I was expecting my big weakness for socks would stand out, but 120 pairs? Really? And only 39 of them are handknitted by me. And I culled them before moving a year and a half ago.

A quick google bring up estimate of the average number of shoes a woman in owns is 27 in the US and 21 in the UK. I have 30. Including slippers, thongs and gumboots. I can blame plantar faciitis for some of that. I bought 7 pairs of new shoes in the last two years, which is more than usual for me, in order to have pairs that cushion my feet properly. However, I culled waaaay more that between moving house and getting rid of pairs I couldn’t fit cushioning insoles into.

Having gone through my shoes, I decided to polish the leather ones. This meant I examined them closely and found two that need repairing – one old and one recently bought pair. Two other pairs looked fine until I turned them over. They were so old that the plastic soles were crumbling. That made me realise something about my wardrobe.

The contents aren’t a result of a shopping addiction, but a slow accumulation over many years and a determination to wear most things until they fall apart. When I cull, I rarely throw things out. They’re refashioned, sent to the op shop if they’re good enough, and at the worst, turned into rags (which may end up in a rag rug). Looking through everything reminded me of what I have (including those forgotten jeans) and of the story behinds some pieces. It was actually really nice to reconnect with everything.
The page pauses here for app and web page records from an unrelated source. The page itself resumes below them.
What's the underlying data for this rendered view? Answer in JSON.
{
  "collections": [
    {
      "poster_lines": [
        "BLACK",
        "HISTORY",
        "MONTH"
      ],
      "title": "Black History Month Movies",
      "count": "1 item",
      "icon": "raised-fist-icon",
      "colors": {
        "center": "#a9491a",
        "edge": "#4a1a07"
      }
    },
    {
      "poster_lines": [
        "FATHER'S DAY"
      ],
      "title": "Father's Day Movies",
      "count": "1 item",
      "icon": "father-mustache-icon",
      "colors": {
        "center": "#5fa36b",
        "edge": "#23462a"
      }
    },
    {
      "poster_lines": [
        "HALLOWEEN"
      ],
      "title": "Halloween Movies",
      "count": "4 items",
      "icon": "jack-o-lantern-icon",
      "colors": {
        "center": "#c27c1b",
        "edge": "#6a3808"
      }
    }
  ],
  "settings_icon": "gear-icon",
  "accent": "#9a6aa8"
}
I’ll save the stats on the ratio of different fibres, and their ethical and environmental impact, for the next post.